The last time I was at M’s Pub was about a month ago. It was after our work Christmas party and my friend and I had decided we were going to stretch this Sunday Fun-day out. So we hit our favorite haunts, making M’s our second stop.
After our first round of drinks, I decided to step outside for a smoke. My friend joined me, even though she doesn’t smoke. As we stood there chatting, we saw a woman bend over in the middle of the sidewalk. It took us a minute before we realized she was peeing. Right in the middle of the sidewalk.
About 30 seconds later, a large group of well-dressed business types fresh from a dinner meeting walked out of M’s. As several of them slowly realized that the small piece of paper they were stepping around had, in fact, been used for sanitary purposes, I had to laugh out loud.
“This right here is why I love the Old Market,” I thought.
I’ve often heard people complain about the Market. The parking, the panhandling, the “dirtiness” of it. And all of it set against the backdrop of small, expensive boutiques, art galleries and unique restaurants. It’s this exact kind of dichotomy that makes it so appealing to those who love it.
Being one of those lovers myself, when news of an explosion and the ensuing fire started flashing through my Facebook and Twitter feeds, my chest immediately began to ache. My friend sent me a text with a link to a story.
As I watched the video, so many thoughts bounced around in my head. Surely things would be under control in no time. M’s will have to close for a few days, a week, a month maybe. But they’ll be fine, right? Why didn’t I go down there on Monday for the buffalo chicken soup like I’d thought about doing?
Over the next few hours, I don’t think I looked up from my phone for more than two minutes.
As my boyfriend drove me to work, everything still seemed very surreal. I made him drive me up Jackson Street so I could try to see for myself if it was really that bad.
Of course, I couldn’t see anything but smoke and lights from the cop cars, ambulances and fire trucks. But still, I held out hope.
Throughout the night, the staff seemed drawn to the garage door, peering through it to try to see something, anything. All we saw was more smoke and the hazy outline of flames, sometimes flaring up, causing us to catch our collective breath, anticipating the worst, a collapse of the entire building.

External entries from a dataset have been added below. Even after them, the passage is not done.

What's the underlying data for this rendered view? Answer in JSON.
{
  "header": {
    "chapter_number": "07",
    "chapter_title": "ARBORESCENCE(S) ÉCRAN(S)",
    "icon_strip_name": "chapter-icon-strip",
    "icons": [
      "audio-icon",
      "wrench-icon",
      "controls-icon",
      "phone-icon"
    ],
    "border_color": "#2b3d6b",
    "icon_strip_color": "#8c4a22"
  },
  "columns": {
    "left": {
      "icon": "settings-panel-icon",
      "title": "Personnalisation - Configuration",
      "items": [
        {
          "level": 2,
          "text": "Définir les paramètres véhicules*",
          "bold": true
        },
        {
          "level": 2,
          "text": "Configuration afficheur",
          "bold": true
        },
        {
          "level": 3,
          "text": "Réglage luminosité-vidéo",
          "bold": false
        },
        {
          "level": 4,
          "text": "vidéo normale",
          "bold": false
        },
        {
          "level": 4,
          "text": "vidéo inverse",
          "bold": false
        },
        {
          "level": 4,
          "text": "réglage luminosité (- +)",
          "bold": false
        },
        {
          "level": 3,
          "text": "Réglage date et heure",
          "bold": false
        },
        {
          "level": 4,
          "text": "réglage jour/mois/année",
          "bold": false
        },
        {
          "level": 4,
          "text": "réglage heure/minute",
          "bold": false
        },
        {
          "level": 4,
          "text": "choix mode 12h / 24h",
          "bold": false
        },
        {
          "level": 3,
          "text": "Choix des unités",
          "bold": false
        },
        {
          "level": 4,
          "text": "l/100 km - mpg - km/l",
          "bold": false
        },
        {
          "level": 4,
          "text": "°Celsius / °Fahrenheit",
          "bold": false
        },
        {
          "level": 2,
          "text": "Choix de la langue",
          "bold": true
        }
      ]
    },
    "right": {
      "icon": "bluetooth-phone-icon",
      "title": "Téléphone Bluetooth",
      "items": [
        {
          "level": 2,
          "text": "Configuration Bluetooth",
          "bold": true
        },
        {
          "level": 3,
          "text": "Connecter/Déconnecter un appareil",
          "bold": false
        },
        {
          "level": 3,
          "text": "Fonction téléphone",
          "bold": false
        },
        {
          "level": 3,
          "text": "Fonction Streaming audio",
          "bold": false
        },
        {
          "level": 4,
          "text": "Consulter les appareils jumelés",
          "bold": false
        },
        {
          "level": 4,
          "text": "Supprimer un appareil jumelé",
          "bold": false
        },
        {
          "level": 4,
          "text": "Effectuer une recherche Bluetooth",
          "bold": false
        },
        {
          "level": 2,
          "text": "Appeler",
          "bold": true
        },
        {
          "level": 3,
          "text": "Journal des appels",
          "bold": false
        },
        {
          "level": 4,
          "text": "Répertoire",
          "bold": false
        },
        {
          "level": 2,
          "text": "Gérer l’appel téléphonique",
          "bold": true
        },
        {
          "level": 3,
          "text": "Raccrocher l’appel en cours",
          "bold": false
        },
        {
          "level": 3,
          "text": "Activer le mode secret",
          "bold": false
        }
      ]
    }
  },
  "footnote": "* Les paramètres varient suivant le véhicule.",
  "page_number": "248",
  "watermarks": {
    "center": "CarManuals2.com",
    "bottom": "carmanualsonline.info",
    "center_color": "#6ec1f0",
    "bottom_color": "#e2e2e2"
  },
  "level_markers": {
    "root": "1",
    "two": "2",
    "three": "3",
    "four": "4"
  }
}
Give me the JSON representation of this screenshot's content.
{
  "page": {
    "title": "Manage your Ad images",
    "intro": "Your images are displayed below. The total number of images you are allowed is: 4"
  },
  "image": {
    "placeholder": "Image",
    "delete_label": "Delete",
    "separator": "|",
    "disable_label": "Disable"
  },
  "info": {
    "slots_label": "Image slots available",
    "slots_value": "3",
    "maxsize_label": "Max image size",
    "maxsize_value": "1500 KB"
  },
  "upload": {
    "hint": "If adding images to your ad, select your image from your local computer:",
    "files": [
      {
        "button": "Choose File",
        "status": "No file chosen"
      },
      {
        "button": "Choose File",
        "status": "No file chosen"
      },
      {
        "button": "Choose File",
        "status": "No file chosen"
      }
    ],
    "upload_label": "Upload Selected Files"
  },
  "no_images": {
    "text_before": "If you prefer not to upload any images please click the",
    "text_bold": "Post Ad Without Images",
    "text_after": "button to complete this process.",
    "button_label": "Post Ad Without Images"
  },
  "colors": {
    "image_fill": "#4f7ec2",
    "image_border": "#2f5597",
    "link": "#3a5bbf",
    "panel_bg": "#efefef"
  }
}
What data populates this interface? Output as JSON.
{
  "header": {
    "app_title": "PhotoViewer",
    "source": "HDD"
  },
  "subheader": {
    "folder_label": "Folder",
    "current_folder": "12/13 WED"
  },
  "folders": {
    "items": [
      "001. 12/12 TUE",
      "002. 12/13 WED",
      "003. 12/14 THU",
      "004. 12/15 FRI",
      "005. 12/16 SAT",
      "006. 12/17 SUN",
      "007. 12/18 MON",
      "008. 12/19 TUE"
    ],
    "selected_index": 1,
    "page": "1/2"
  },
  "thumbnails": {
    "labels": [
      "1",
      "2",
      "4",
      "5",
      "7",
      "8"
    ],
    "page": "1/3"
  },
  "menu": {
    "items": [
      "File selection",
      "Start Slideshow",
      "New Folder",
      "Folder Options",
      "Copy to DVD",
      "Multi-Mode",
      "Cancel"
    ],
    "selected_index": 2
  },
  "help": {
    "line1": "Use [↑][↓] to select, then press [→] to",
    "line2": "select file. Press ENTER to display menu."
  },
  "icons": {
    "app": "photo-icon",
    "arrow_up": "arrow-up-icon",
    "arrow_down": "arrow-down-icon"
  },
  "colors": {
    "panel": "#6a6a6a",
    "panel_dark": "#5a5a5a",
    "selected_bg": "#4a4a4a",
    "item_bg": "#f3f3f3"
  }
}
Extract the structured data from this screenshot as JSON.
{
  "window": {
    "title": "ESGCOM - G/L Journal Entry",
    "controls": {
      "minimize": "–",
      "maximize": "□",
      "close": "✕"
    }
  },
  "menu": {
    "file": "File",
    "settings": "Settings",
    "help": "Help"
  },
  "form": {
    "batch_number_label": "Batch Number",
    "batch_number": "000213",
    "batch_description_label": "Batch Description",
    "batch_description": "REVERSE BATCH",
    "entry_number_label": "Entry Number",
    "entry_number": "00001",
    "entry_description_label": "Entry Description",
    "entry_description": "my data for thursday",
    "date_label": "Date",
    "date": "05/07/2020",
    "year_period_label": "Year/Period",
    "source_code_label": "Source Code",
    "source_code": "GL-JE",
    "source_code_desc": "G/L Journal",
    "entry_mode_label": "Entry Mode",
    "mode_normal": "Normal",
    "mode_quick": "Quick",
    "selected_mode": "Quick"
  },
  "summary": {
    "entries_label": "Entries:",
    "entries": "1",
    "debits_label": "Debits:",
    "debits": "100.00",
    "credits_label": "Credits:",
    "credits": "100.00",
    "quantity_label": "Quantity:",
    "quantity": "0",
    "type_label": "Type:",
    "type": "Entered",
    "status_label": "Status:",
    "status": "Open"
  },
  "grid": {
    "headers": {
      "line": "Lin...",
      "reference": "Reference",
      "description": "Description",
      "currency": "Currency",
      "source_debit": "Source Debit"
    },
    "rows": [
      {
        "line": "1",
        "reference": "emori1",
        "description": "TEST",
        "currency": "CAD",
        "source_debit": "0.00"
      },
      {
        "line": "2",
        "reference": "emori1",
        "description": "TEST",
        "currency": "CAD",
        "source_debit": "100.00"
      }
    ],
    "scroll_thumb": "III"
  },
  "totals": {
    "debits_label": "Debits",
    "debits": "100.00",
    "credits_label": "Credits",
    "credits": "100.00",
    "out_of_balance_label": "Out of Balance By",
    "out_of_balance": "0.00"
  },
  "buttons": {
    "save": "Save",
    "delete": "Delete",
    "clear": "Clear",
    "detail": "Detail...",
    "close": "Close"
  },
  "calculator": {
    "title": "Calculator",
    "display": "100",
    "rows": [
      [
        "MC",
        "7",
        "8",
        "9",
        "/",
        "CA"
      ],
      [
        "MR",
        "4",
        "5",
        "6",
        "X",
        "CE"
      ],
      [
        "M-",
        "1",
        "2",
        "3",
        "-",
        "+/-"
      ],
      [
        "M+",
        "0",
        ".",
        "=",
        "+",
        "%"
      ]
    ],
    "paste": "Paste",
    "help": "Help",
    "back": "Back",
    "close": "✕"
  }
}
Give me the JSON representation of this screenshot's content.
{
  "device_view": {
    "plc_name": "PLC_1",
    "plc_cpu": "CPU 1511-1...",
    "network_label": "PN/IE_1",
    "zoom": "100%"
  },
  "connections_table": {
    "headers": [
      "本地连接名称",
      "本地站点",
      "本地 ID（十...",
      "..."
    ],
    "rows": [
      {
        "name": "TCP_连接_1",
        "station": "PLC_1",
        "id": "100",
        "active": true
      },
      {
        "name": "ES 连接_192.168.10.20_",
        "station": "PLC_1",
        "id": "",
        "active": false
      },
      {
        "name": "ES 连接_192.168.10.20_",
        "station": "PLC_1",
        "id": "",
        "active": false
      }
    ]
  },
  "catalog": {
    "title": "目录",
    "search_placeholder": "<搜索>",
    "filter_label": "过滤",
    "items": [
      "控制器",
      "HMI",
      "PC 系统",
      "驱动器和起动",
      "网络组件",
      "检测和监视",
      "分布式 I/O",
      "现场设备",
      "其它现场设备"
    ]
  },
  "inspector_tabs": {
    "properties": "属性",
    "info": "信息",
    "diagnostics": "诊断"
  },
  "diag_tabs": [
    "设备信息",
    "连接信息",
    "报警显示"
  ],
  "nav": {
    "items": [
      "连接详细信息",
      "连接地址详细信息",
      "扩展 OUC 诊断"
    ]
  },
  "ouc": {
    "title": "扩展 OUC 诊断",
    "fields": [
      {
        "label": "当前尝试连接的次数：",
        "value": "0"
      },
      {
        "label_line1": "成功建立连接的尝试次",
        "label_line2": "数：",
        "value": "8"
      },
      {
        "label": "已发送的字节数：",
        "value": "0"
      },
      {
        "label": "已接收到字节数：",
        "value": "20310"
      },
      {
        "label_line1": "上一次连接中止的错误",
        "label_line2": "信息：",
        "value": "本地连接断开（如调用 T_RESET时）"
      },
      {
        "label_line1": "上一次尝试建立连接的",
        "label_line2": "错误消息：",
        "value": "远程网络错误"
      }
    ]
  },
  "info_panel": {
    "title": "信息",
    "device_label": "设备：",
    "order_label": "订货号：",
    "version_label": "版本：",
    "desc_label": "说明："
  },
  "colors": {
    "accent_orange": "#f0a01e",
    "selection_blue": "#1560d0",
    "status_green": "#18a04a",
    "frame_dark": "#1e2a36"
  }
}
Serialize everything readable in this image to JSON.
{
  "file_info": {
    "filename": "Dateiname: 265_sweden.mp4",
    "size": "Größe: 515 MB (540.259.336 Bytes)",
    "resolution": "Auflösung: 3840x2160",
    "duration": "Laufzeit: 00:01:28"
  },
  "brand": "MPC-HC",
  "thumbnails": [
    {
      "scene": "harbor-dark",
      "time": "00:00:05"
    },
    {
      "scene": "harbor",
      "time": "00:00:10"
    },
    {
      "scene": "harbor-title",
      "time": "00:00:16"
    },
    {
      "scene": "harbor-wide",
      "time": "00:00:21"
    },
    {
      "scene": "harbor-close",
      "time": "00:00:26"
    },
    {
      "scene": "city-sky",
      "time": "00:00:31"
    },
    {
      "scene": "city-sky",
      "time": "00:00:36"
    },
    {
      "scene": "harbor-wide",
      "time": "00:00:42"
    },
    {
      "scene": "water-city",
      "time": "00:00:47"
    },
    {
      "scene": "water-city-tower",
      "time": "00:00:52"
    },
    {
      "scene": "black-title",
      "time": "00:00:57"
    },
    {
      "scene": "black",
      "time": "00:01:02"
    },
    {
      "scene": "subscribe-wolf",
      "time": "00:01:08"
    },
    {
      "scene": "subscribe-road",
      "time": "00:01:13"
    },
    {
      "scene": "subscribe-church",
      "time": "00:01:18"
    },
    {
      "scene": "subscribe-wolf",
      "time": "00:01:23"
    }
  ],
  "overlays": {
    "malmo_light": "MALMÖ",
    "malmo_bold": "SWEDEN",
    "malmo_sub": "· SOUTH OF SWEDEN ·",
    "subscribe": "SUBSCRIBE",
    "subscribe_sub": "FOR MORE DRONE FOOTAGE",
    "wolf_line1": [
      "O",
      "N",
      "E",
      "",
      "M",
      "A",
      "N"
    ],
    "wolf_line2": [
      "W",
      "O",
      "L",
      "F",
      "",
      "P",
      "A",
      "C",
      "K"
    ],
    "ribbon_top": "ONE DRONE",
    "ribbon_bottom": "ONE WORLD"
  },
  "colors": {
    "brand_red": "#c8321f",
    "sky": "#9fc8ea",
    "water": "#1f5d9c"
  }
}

At first, the customers were a comfortable distraction. Many of them peppered me with updates from their phones and asked whether I knew if everyone was safe. Later in the evening there were rumors of the whole block collapsing and several of my patrons wanted to know if they needed to hurry and leave so we could close.
As the night wore on and the fire showed no signs of dying out, the nerves of the entire staff started to fray. Every person who walked through the door had no idea that their jokes and laughter were falling on the worried, wearied ears of those serving them. I struggled to take their drink orders without freaking out and angry-crying in front of the entire restaurant.
When we finally closed, all my weariness disappeared. I suddenly needed to be around people. But I couldn’t stay in the Market. It was too hard. So we went to my old stomping grounds and visited the staff of Brother’s Lounge and Sullivan’s Bar.
There we ran into others seeking refuge from the chaos of this nightmare. There were beers and shots and hugs and kisses. We cried and reminisced and even laughed. And we declared that everything was going to be okay, because if there’s one thing the Old Market knows how to do, it’s survive.
And the next day proved us right. There were many photos floating around, including eerie ones of the outside of the structure, still standing and looking very much like an ice palace from a post-apocalyptic movie.
But that morning I also saw posts from other businesses, restaurants and bars, offering jobs to the staff of M’s Pub, promising to fit them in wherever and whenever they could. Fundraising was already in place and people were donating. There were offers for everything from clothing to housing for any displaced pets.
Reading all the prayers and offers of support and services, I once again thought, “This right here is why I love the Old Market.”
Because while the Market itself may be temporarily weakened, the community is stronger than ever. Despite this tragedy, it will carry on as it always has, with one foot in the gutter and the other on a red carpet.